SKIPPER'S SEAT: September 2009
September 22, 2009 - You might expect it from the tabloids, but not the sailing media, who turned on its own and took the view that Jessica Watson, the 16-year-old who set out from Mooloolaba earlier this month to start her around-the-world crusade from Sydney, was to blame for the bingle between her S&S34 yacht and the 60,000 tonne coal-carrying ship, Silver Yang, off North Stradbroke Island.
After all, as Master Mariner Richard Morris told www.Crikey.com.au, there were some clear breaches of the ColRegs by the Hong Kong registered ship’s crew here.
“The responsibility of the person on watch was not to hit the yacht. The International Regulations for Prevention of Collision at Sea states at Rule 18(a)(iv) —
Responsibilities Between Vessels: 'a power-driven vessel underway shall keep out of the way of a sailing vessel.' Very, very clearly it’s a breach of Rule 18,” Morris wrote.
Having spent half his 15 years at sea on merchant ships, Morris put it like this: “It’s 2.30am in the morning so the Second Officer is on watch. He does midnight till 4am. There’s also supposed to be another crewman on the bridge wing and he’s the lookout. The sole responsibility of the lookout is to look out with his eyeballs. Jessica’s yacht would’ve had lights on and those white lights would’ve been visible for 10 miles in clear visibility. Obviously the lookout wasn’t watching.

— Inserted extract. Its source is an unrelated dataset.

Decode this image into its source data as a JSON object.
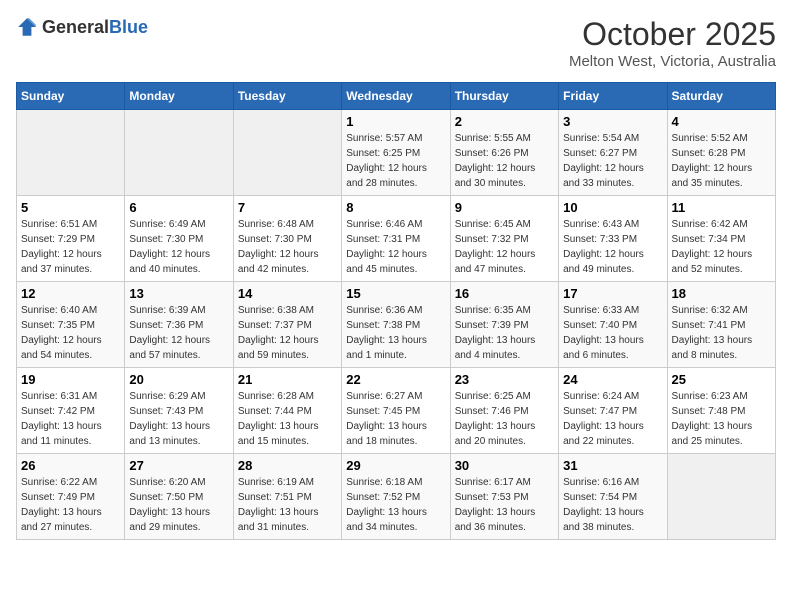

“The Second Officer was probably in the bathroom or getting a cup of tea —
he wasn’t looking out on the radar. The crewman who was supposed to be looking out — for whatever reason —
was not. And that happens,” Morris said.
We have it on good authority that Jessica’s yacht was fitted with an advanced AIS (Automatic Identification System) that was said to be operational at the time. This device would have shown her yacht as an inflated target on the ship’s radar, with a track so the navigator can see which way she is sailing. The wind was reportedly light at the time. Typical modern-day merchant ships travel fast, anywhere from 12 to 20kts.
But this is not the first time a hapless sailor or pleasure boater has been blamed for a boat crash. When the Island Gypsy 34 Merinda was cut in half by a ferry under the Harbour Bridge, and four lives were lost, the Office of Transport Safety Investigation kept barking about lack of navigation lights.
Fact is that wayward ferry was speeding and disobeyed the north-south rule when leaving Circular Quay, in effect cutting the corner while travelling at 20-odd knots, before ploughing into the single-engine Island Gypsy doing all of 8kts top speed.
No-one has ever erected a statue to a critic. Forget them, Jessica. You have Trade-a-Boat’s full support and, with a new mast, you’ll be ready to leave Sydney this month to start your quest to be the youngest-around-the-world and, just maybe, unassisted, too.
Meantime, many of us are rushing to make our own boats shipshape for the season. Read our special Spring Clean feature in tomorrow’s Trade-a-Boat to help with the task.
Of course, it’s incumbent upon every skipper to carry the right safety gear and, at this time of year, authorities are ramping up their on-water inspections. Fines for failing to carry the right kit are steep. Foremost, you need a lifejacket for everyone aboard. Wear one during times of heightened risk and where your state waterways rules demand it. Flares must be in date, too.
If you are venturing more than two nautical miles to sea you must carry an Emergency Position Indicating Radio Beacon or EPIRB. The new safety regulations insist that it’s one of the latest 406MHz digital models, with greater accuracy in a search and rescue compared with the old 121.5MHz EPIRBs phased out last November.
You must register your EPIRB with the Australian Maritime Safety Authority, who will send out a proof-of-registration sticker that’s valid for two years. You can be fined for not having the sticker attached to your EPIRB. Offshore safety checks are becoming more common.
Since March this year, new NSW Marine Safety Regulations have come into effect. There’s an interpretation of the new rules at Among the changes are that a vessel more than 12 metres in length in open waters is no longer required to carry a liferaft or lifeboat. Oh, yeah, a liferaft is another item that requires periodic pre-season inspection.
With the engine(s) serviced, the hull slipped and antifouled, new anodes fitted, a buff and polish of the topsides, a spring clean, and all the right safety gear and watersports kit, you are finally ready to cast off. Most of us won’t be doing it solo, nor will we be boating at night, but we’ll be embarking on our own bona fide boating adventures and just as keen as Jessica Watson.
Play it safe and see you on the not-so-high seas.
— David Lockwood,
Editor at Large,